“We want to convince more people to use public transport,” he said. At the same time, RATP, which services 40% of the French market, is looking at measures that can lower costs for its riders. “We’re looking for ways to open new channels,” he added. After all, he said, 30 to 40 percent of its riders now have access to mobile phones.
He said the consumer base is “roughly 9-10 million consumers living in our region and the estimated ridership is between four and five million riders per day. That’s different people, not trips,” he points out. It’s easy to see why RATP is one of the largest multi-transport organizations in the world.
He said the initial pilot with Axalto is small involving just 100 phones. “We want to make sure it works. For now, we’re playing the role of guinea pigs. When we’re satisfied, then we’ll recruit a (larger) sample.”
He also emphasized that “our recipe is not going to be to buy phones. It is the phone operators who will offer this service to their clients.”
An Axalto spokesman said the company “is actively working with several manufacturers to ensure that these handsets will be available in the very near future.”
Next steps in Paris …
“This application that we’ve put in place is a communication channel,” said Mr. Chanay. “There is no limit to the type of application we can have based on this technology.
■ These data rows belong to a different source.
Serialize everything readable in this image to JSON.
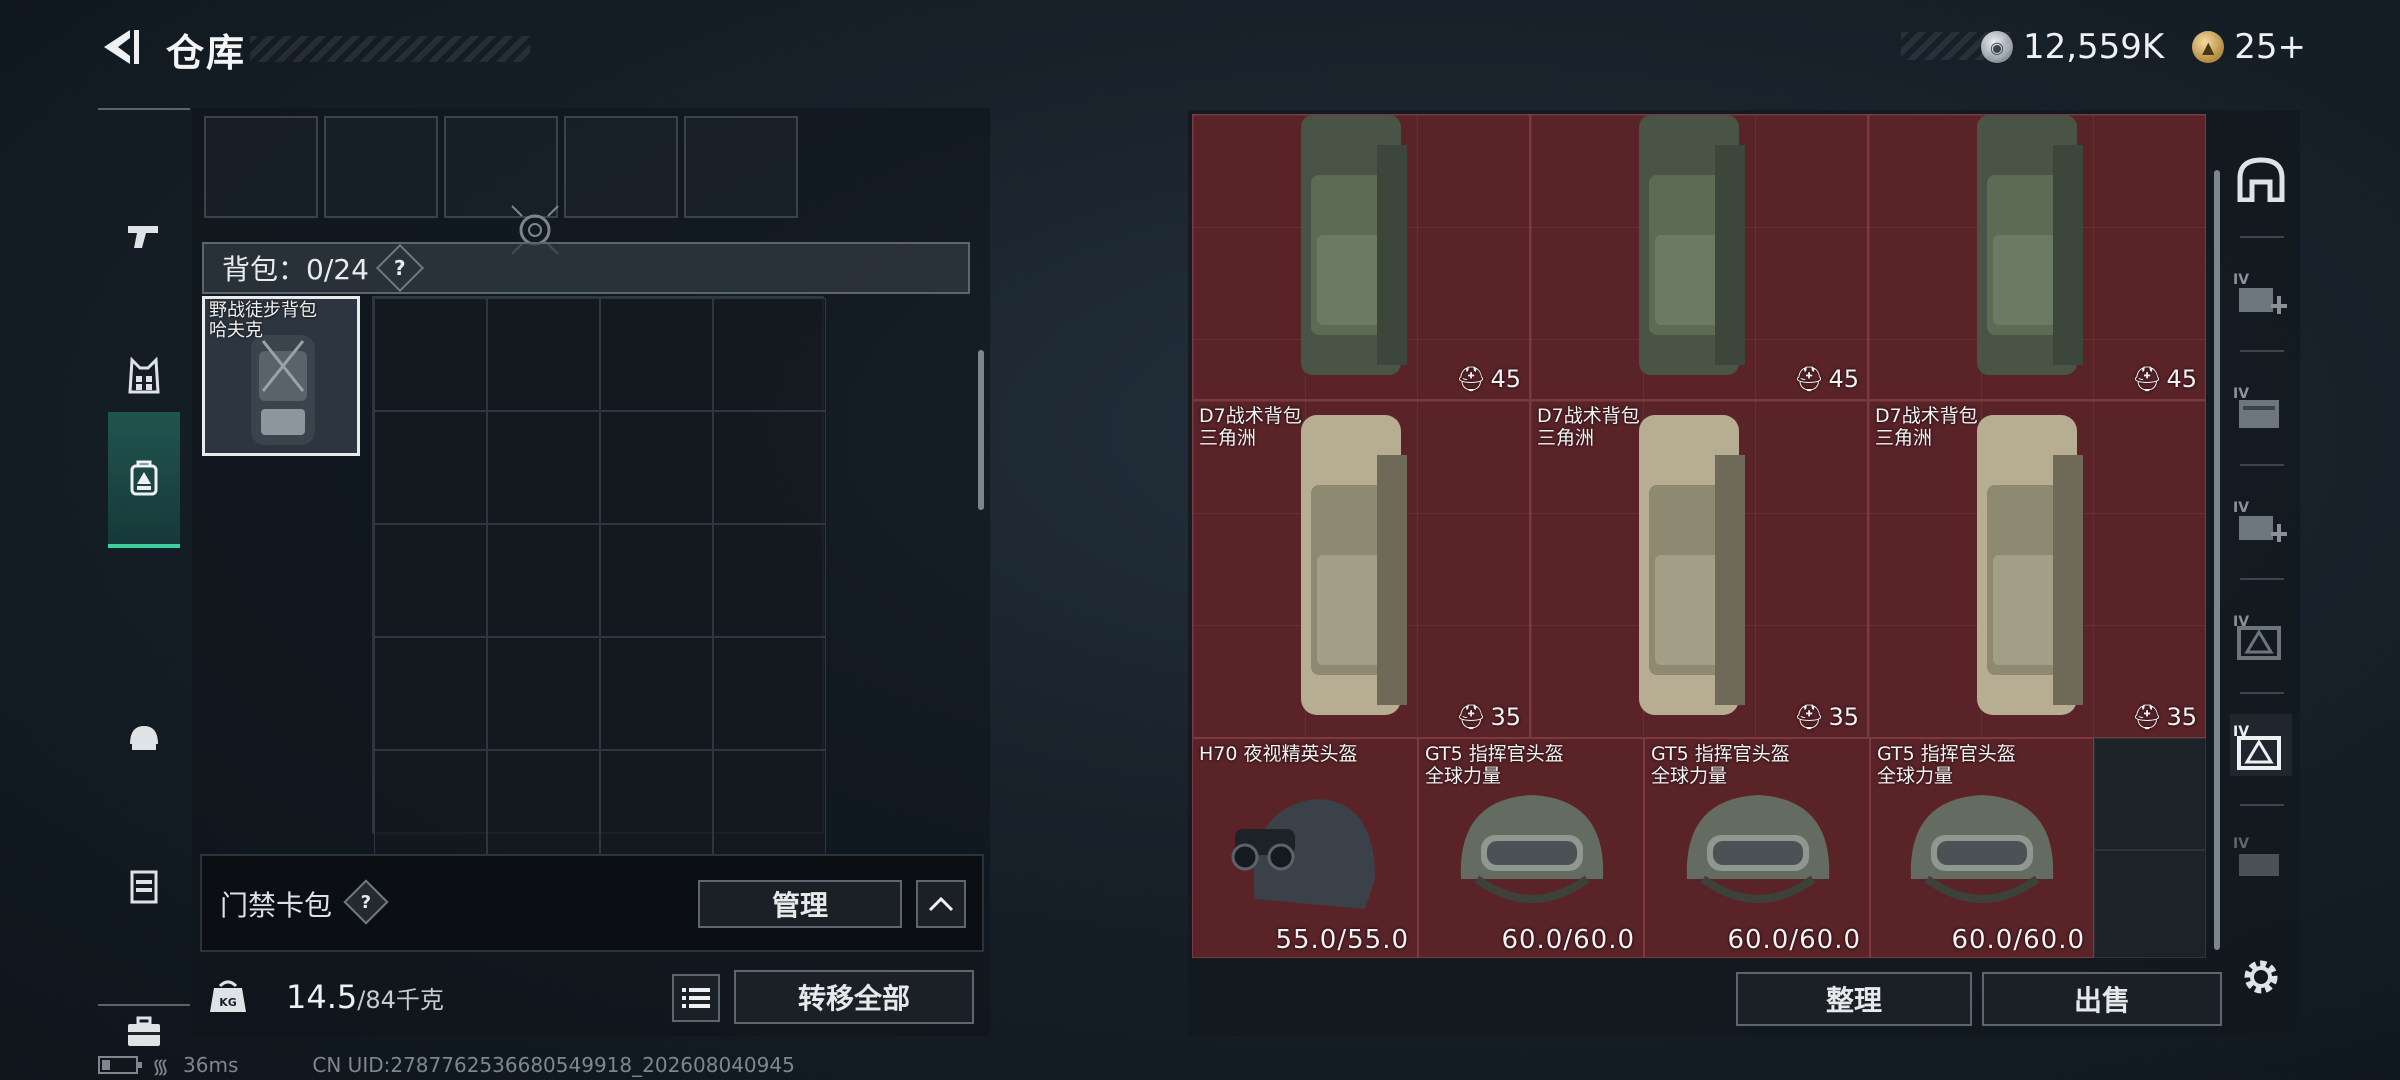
{
  "header": {
    "title": "仓库",
    "currency": {
      "silver": "12,559K",
      "gold": "25+"
    }
  },
  "left_nav": {
    "items": [
      {
        "name": "weapons",
        "icon": "pistol-icon",
        "active": false
      },
      {
        "name": "armor",
        "icon": "vest-icon",
        "active": false
      },
      {
        "name": "backpack",
        "icon": "backpack-icon",
        "active": true
      },
      {
        "name": "helmet",
        "icon": "helmet-icon",
        "active": false
      },
      {
        "name": "chest-rig",
        "icon": "chest-rig-icon",
        "active": false
      },
      {
        "name": "toolbox",
        "icon": "toolbox-icon",
        "active": false
      }
    ]
  },
  "backpack_section": {
    "label": "背包：0/24",
    "help": "?",
    "equipped_item_name_line1": "野战徒步背包",
    "equipped_item_name_line2": "哈夫克"
  },
  "card_pack": {
    "label": "门禁卡包",
    "help": "?",
    "manage_label": "管理"
  },
  "weight": {
    "value": "14.5",
    "max": "/84千克",
    "icon_label": "KG"
  },
  "actions": {
    "transfer_all_label": "转移全部",
    "sort_label": "整理",
    "sell_label": "出售"
  },
  "storage": {
    "rows": [
      [
        {
          "name1": "",
          "name2": "",
          "badge": "45",
          "type": "backpack-green"
        },
        {
          "name1": "",
          "name2": "",
          "badge": "45",
          "type": "backpack-green"
        },
        {
          "name1": "",
          "name2": "",
          "badge": "45",
          "type": "backpack-green"
        }
      ],
      [
        {
          "name1": "D7战术背包",
          "name2": "三角洲",
          "badge": "35",
          "type": "backpack-tan"
        },
        {
          "name1": "D7战术背包",
          "name2": "三角洲",
          "badge": "35",
          "type": "backpack-tan"
        },
        {
          "name1": "D7战术背包",
          "name2": "三角洲",
          "badge": "35",
          "type": "backpack-tan"
        }
      ],
      [
        {
          "name1": "H70 夜视精英头盔",
          "name2": "",
          "durability": "55.0/55.0",
          "type": "helmet-nv"
        },
        {
          "name1": "GT5 指挥官头盔",
          "name2": "全球力量",
          "durability": "60.0/60.0",
          "type": "helmet"
        },
        {
          "name1": "GT5 指挥官头盔",
          "name2": "全球力量",
          "durability": "60.0/60.0",
          "type": "helmet"
        },
        {
          "name1": "GT5 指挥官头盔",
          "name2": "全球力量",
          "durability": "60.0/60.0",
          "type": "helmet"
        }
      ]
    ]
  },
  "right_tools": [
    {
      "icon": "dome-icon",
      "roman": ""
    },
    {
      "icon": "add-case-icon",
      "roman": "IV"
    },
    {
      "icon": "folder-icon",
      "roman": "IV"
    },
    {
      "icon": "add-case-icon",
      "roman": "IV"
    },
    {
      "icon": "triangle-case-icon",
      "roman": "IV"
    },
    {
      "icon": "triangle-case-icon",
      "roman": "IV"
    },
    {
      "icon": "case-icon",
      "roman": "IV"
    },
    {
      "icon": "gear-icon",
      "roman": ""
    }
  ],
  "status": {
    "ping": "36ms",
    "uid": "CN UID:2787762536680549918_202608040945"
  },
  "colors": {
    "slot_red": "#5a2328",
    "active_nav": "#3fcf9e"
  }
}
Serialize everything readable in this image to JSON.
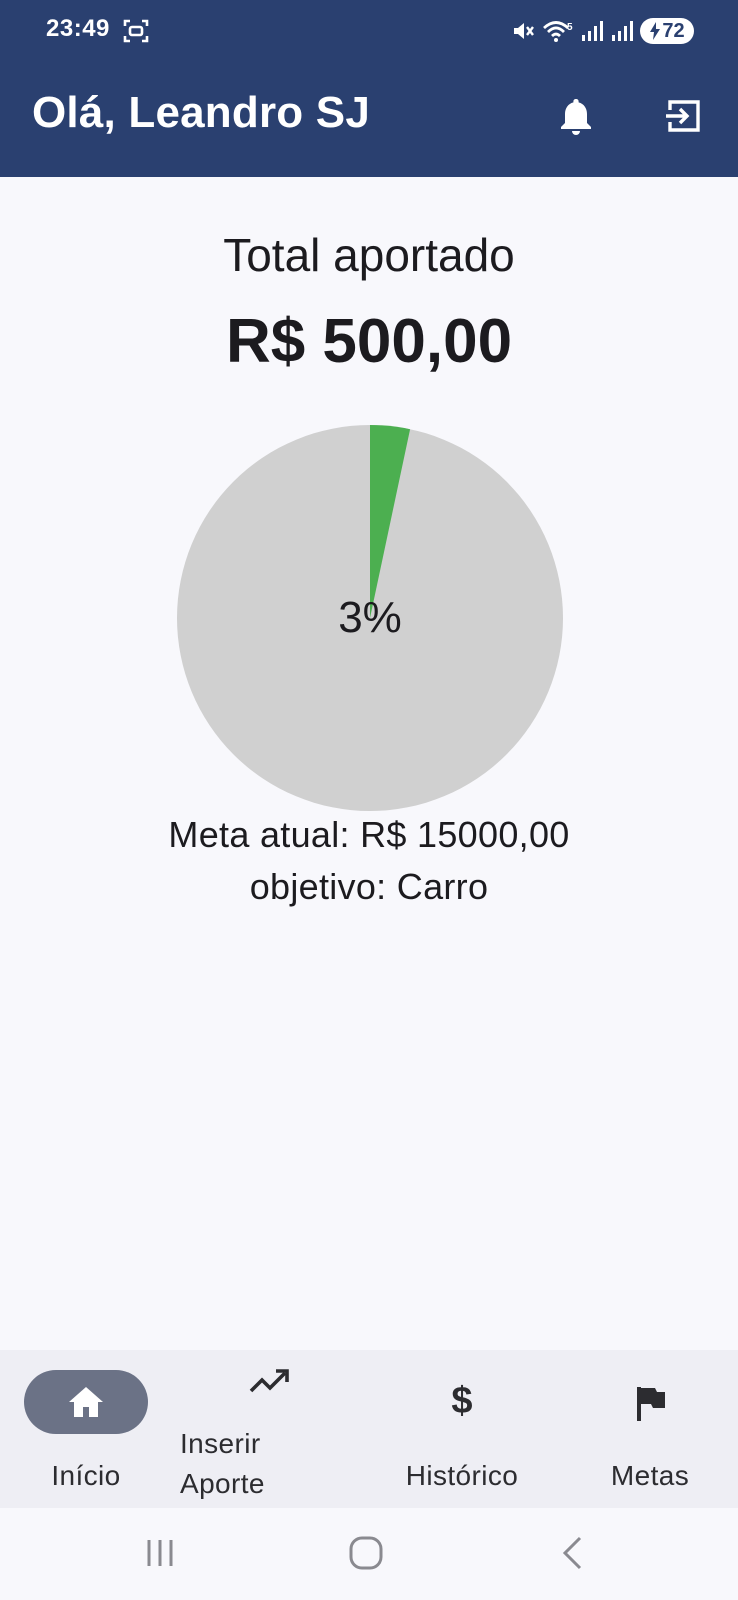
{
  "status_bar": {
    "time": "23:49",
    "battery_level": "72",
    "icons": [
      "screen-record-icon",
      "mute-icon",
      "wifi-icon",
      "signal-icon",
      "signal-icon",
      "battery-charging-icon"
    ]
  },
  "header": {
    "title": "Olá, Leandro SJ",
    "icons": [
      "bell-icon",
      "logout-icon"
    ],
    "background_color": "#2a4070"
  },
  "summary": {
    "total_label": "Total aportado",
    "total_value": "R$ 500,00",
    "goal_amount": "Meta atual: R$ 15000,00",
    "goal_objective": "objetivo: Carro"
  },
  "progress_chart": {
    "label": "3%",
    "progress_fraction": 0.0333,
    "fill_color": "#4caf50",
    "remaining_color": "#d0d0d0"
  },
  "bottom_nav": {
    "items": [
      {
        "label": "Início",
        "icon": "home-icon",
        "active": true
      },
      {
        "label": "Inserir\nAporte",
        "icon": "trending-up-icon",
        "active": false
      },
      {
        "label": "Histórico",
        "icon": "dollar-icon",
        "symbol": "$",
        "active": false
      },
      {
        "label": "Metas",
        "icon": "flag-icon",
        "active": false
      }
    ]
  },
  "system_nav": {
    "buttons": [
      "recent-apps-icon",
      "home-circle-icon",
      "back-icon"
    ]
  }
}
This current project is simple ticketing, including over the air reload. (In the future we can) use this NFC chip as a receiver and transceiver. It would be possible to use such a handset with this RF chip interface as a kind of payment terminal that you can use with a contactless payment card to pay over the air.”
As anyone riding public transport will attest, there is no shortage of mobile phone use on board. Perhaps this RATP trial will help elevate the handset to become a productive tool for the transport agency as well as a productivity tool for the traveler.
Explore more developments dealing with the implementation of Near Field Communications, a short-range wireless technology that promises to revolutionize contactless identification, payment, access, and more. Click to visit NFCNews.